I was looking through my bookshelves and realized I have never had the chance to read through this book; Dietetics for the Clinician. It was passed on to me when my grandfather had passed in late 2008. Since then, it has sat on my shelve next to all the other cookbooks I inherited from my grandmother, along with her prized Heloise’s Housekeeping Hint.
Anyway, I thought is would be fun to randomly peruse through the tome and compare her dietetics to modern-day and see if anything has changed. So her’s the bibliographic information on this text:
Dietetics for the Clinician, Milton Arlanden Bridges, BS, M.D., F.A.C.P., Third Edition, Lea & Febiger, Philadelphia. Copyright 1937.
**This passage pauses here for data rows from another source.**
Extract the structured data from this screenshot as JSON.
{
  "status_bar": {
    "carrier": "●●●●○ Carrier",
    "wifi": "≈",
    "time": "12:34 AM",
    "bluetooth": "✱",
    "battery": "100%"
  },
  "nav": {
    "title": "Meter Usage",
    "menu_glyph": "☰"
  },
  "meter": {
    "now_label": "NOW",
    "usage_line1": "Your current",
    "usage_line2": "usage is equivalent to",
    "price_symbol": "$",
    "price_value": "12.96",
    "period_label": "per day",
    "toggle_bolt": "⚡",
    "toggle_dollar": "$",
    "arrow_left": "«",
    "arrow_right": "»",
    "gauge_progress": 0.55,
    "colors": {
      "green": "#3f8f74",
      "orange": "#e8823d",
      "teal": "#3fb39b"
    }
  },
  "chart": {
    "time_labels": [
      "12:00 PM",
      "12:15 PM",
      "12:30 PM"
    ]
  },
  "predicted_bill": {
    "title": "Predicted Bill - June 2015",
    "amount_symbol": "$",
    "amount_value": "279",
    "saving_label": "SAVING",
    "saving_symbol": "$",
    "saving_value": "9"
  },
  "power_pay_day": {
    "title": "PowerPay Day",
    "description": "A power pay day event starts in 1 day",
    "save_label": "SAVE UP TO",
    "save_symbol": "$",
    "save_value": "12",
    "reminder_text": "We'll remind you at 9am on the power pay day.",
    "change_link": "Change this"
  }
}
I did some research on Dr. Bridges and as it turns out he was in the middle of writing the 4th edition when he was met with and untimely death. Dr. Bridges was Assistant Professor of Clinical Medicine and Lecturer in Therapeutics and Nutrition, New York Post-graduate Medical School of Columbia University. Director of Medicine, Detention, Rikers Island and West Side hospitals, New York; Consulting Physician, Seaview Hospital Staten Island, New York. Just from that alone I can tell the volume is going to be chock full of epidemiological research, lol.
Here is the JAMA abstract on the text: http://jama.jamanetwork.com/article.aspx?articleid=246061#AuthorInformation
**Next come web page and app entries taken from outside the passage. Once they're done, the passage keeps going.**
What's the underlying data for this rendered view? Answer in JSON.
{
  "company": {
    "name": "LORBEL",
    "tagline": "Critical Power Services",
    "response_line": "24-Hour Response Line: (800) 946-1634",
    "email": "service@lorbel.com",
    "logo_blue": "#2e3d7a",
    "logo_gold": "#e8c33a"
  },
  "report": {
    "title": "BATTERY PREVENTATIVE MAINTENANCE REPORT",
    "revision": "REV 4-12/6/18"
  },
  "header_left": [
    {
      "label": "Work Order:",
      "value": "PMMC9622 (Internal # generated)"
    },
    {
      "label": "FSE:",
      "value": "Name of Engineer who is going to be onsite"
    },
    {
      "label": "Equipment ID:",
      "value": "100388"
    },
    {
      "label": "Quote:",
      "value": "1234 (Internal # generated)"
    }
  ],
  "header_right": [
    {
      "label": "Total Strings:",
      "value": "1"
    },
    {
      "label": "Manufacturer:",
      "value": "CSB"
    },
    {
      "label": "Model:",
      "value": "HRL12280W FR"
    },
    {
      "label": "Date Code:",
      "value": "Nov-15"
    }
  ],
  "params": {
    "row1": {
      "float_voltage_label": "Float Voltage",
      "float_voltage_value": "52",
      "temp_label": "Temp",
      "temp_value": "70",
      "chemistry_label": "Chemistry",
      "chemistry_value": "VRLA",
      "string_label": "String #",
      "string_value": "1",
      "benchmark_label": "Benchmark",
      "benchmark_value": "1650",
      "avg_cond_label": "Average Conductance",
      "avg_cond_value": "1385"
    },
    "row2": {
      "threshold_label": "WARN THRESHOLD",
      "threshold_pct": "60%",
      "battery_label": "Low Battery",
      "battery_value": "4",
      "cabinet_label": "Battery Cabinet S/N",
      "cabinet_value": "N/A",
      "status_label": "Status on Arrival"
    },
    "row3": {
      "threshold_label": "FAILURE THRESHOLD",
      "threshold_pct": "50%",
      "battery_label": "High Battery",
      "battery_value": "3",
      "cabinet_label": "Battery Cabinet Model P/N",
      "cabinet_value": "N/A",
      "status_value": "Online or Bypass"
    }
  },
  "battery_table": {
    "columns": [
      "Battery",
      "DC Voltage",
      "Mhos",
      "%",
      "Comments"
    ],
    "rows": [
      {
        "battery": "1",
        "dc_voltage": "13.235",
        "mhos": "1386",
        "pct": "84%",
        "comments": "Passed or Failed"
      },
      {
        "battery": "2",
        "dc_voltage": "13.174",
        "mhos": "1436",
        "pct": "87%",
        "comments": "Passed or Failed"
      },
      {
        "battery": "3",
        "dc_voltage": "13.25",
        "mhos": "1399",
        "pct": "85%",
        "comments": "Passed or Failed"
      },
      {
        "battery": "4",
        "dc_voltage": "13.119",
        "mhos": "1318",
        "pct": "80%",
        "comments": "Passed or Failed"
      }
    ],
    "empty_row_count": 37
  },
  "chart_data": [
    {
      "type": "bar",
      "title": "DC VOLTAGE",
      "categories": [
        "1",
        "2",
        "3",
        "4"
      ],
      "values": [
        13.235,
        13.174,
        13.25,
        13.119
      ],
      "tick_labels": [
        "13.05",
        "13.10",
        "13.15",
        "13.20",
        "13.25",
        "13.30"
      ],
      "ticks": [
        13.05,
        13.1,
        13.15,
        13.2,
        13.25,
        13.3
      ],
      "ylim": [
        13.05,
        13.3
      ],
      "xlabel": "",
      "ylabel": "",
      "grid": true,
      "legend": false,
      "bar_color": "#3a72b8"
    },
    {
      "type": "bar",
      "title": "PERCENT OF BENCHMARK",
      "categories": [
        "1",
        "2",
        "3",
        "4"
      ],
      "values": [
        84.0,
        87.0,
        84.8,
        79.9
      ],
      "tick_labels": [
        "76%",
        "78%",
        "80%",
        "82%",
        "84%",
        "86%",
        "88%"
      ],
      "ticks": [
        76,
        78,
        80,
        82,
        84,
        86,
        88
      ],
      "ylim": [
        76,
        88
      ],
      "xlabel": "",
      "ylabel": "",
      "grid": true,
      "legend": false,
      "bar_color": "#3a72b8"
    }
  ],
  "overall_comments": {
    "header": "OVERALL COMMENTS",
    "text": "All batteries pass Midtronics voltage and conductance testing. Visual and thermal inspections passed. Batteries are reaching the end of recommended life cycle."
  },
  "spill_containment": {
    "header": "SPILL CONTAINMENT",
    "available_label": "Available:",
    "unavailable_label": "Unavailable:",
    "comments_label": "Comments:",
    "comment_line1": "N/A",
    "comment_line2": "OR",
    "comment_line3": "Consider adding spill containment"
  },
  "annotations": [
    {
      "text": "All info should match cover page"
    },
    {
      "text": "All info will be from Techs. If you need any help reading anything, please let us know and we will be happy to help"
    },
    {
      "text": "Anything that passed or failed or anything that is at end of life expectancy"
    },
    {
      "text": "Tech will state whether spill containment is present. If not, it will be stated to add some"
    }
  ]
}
Another ideal source of lean protein, full of both soluble and insoluble fiber help lower insulin levels after digestion, causing your body to store less fat.
Packed with antioxidants and phytoflavinoids, high in potassium and vitamin C. This little berries can lower your risk of heart disease and cancer, can also reduce inflammatory.
Broccoli contains two essential nutrients, calcium and vitamin C, which team up to boost metabolism – What was President Bush 42 thinking?
While many foods, like those high in sugar, can cause blood sugar spikes that cue the body to store fat, oats and other whole grains stabilize your blood sugar after you eat. and ensures that you burn calories.
Citrus fruits like oranges and grapefruit are in low-sugar and contain an antioxidant that has been research has found to reduce insulin levels after eating a meal.
High in Omega-3’s and considered as a lean protein. I just wish had the palette and culinary skill to appreciate this source of protein. At least on this, my cooking skills meet my grandmothers.
Studies have shown soy beans contain plant sterols that low chostesterol as much as statins.
Tea (green or black)
If you want to get your metabolism revving, choose green tea over black tea or coffee. It’s phytochemicals properties flavonoids and antioxidants, specifically EGCG has a thermogenic properties, promoting fat oxidation. That means it helps burn the calories from the food you’re eating while you’re eating and digesting it.
Lean protein, like turkey helps curb hunger and ensure that the weight you lose is fat, not muscle. Having a higher lean muscle mass helps burn more calories on a daily basis, aiding in long-term weight control.
Probiotics in products that contain live bacteria,help digest foods properly. Low-fat or fat-free yogurt great source of protein and calcium, and researchers have found that eating yogurt as part of a reduced-calorie diet can help burn fat faster than going without. Just stay way from the low-fat or fat-free they packed with sugar.